Many people don't have the luxury and privilege of ignoring the political climate and sitting complacent while terrible things happen in our country. So many issues remain a constant battle for so many, be it the systematic racism that persists in nearly every aspect of our society, the fact that Flint still doesn't have clean water, the thousands of children that have been killed due to gun violence, those drowning in debt from unreasonable medical bills, kids fighting for their rights as citizens while their families are deported and separated from them... you get the point. So many people have to fight every single day because they don't have any other choice. If you have the ability to say that you just don't want to have anything to do with politics, it's because you aren't affected by any failing systems. You have a privilege and it is important to recognize it.

Martin Luther King Jr. once said, "history will have to record that the greatest tragedy of this period of social transition was not the strident clamor of the bad people, but the appalling silence of the good people."

We recognize that bad people exist in this world, and we recognize that they bring forth the systems that fail so many people every single day, but what is even more important to recognize are the silent majority - the people who, by engaging in neutrality, enable and purvey the side of the oppressors by doing nothing for their brothers and sisters on the front lines.

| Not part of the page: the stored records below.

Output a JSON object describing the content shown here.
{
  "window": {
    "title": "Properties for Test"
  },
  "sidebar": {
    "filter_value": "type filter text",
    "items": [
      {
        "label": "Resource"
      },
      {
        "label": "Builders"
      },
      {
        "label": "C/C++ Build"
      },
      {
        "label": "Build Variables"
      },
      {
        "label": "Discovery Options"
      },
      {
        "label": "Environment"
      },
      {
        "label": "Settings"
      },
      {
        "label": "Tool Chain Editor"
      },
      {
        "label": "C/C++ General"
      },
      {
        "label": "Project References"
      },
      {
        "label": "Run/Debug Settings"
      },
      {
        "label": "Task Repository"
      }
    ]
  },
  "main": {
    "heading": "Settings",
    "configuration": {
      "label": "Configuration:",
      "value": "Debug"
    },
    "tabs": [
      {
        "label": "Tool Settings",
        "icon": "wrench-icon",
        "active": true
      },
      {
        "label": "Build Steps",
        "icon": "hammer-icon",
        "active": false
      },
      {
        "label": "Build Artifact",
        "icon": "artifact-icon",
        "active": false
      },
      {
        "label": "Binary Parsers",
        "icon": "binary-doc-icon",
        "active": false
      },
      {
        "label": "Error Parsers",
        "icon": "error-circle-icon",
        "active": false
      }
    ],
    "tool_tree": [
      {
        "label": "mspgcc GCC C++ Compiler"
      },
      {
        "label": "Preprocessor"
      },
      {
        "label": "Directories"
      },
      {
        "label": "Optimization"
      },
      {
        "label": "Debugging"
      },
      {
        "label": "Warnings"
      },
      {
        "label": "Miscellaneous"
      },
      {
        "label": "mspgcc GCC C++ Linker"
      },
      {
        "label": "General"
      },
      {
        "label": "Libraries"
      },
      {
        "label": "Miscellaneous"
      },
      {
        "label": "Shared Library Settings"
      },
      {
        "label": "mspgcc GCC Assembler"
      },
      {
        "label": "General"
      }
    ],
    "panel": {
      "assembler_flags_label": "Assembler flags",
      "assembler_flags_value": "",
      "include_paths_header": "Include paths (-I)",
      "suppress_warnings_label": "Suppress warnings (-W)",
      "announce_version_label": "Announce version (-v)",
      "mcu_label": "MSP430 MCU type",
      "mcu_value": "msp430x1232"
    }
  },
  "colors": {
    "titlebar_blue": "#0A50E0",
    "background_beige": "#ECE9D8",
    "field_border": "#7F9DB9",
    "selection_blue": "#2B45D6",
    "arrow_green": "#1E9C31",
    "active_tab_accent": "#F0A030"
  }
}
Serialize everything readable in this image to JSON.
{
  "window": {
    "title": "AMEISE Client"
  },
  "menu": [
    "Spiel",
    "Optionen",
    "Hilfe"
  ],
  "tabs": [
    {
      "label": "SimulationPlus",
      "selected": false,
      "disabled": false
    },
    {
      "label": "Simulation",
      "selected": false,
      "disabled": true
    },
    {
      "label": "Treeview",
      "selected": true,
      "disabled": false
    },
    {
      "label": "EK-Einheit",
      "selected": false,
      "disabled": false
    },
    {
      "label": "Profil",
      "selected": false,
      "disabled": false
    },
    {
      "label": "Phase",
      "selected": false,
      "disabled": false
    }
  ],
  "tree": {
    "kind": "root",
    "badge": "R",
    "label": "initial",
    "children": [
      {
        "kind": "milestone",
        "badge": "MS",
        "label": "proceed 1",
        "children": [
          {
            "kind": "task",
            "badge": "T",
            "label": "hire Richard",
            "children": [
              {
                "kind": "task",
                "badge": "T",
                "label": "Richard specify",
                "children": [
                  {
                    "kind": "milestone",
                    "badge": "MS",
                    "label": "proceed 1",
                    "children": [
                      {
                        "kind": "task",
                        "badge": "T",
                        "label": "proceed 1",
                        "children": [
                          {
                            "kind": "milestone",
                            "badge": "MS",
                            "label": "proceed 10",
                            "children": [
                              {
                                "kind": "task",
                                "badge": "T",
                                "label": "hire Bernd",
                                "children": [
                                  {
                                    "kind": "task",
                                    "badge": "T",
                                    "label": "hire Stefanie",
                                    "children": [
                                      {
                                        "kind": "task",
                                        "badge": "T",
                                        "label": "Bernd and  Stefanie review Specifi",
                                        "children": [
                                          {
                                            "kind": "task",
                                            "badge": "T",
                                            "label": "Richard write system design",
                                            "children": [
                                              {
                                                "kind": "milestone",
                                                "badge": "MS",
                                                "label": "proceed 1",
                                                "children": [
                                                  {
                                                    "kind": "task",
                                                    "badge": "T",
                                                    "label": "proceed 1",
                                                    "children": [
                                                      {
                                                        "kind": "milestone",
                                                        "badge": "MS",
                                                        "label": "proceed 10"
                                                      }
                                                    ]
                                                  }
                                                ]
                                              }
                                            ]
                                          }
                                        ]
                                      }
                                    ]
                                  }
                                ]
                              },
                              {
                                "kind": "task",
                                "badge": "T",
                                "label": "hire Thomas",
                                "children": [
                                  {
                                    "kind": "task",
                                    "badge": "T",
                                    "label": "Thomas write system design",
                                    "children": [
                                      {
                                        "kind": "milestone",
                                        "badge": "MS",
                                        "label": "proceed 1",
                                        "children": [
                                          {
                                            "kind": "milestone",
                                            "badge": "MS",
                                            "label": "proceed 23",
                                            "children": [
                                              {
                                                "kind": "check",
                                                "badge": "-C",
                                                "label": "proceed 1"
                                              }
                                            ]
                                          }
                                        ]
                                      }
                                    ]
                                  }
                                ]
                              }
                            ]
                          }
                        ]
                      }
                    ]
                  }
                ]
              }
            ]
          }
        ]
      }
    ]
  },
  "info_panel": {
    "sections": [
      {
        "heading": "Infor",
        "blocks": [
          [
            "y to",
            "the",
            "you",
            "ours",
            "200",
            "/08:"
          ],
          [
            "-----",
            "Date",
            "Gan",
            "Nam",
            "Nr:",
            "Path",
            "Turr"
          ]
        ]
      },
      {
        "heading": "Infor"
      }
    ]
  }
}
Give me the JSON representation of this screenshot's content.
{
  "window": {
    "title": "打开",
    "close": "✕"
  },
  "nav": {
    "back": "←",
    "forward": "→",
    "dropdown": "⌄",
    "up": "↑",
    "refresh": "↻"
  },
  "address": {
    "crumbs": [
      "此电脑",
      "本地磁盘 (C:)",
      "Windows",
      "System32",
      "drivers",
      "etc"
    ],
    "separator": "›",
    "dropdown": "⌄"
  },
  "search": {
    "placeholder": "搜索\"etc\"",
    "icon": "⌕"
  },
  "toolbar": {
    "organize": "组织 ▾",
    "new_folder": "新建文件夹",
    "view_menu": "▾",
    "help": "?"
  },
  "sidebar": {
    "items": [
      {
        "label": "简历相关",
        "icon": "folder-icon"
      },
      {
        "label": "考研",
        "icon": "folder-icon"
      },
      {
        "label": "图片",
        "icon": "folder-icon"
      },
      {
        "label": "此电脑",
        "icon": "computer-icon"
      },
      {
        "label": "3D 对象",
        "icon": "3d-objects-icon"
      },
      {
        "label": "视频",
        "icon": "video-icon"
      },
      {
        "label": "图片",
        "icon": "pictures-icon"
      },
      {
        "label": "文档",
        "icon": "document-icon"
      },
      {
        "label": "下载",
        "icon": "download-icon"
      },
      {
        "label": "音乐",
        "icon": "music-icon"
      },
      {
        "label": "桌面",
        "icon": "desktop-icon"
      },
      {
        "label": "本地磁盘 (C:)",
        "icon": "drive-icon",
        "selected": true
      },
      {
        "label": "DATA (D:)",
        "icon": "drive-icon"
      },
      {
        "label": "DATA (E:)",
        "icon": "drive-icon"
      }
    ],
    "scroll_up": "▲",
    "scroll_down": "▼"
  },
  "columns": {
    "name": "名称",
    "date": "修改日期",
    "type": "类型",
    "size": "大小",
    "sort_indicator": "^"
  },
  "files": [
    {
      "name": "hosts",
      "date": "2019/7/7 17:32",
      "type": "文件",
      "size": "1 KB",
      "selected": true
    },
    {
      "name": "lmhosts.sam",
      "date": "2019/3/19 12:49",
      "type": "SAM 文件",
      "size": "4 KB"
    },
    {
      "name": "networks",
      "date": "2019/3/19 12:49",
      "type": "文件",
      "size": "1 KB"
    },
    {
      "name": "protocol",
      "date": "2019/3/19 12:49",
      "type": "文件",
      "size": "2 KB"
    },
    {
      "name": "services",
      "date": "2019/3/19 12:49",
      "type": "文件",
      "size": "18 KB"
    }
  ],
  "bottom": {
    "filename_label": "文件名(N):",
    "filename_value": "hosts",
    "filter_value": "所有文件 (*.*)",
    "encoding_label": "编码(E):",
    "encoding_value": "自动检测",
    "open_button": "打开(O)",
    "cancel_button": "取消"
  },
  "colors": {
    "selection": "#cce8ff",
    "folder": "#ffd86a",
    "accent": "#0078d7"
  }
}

Maybe we think being neutral and not causing conflict is supposed to be about peacekeeping and in some way benefits the political discussion if we don't try to argue. But if we don't call out those who purvey failing systems, even if it's our best friend who says something homophobic, even if it's our representatives who support bills like the abortion ban in Alabama, even if it's our president who denies the fact that climate change is killing our planet faster than we can hope to reverse it, do we not, in essence, by all accounts of technicality side with those pushing the issues forward? If we let our best friend get away with saying something homophobic, will he ever start to change his ways, or will he ever be forced to realize that what he's said isn't something that we can just brush aside? If we let our representatives get away with ratifying abortion bans, how far will the laws go until women have no safe and reasonable control over their own bodily decisions? If we let our president continue to deny climate change, will we not lose our ability to live on this planet by choosing to do nothing?

We cannot pander to people who think that being neutral in times of injustice is a reasonable stance to take. We cannot have sympathy for people who decide they don't want to care about the political climate we're in today. Your attempts at avoiding conflict only make the conflict worse - your silence in this aspect is deafening. You've given ammunition for the oppressors who take your silence and apathy and continue to carry forth their oppression. If you want to be a good person, you need to suck it up and take a stand, or else nothing is going to change. We need to raise the voices of those who struggle to be heard by giving them the support they need to succeed against the opposition.

With all this in mind, just remember for the next time someone tells you that they're apolitical: you know exactly which side they're on.


Related Content

Facebook Comments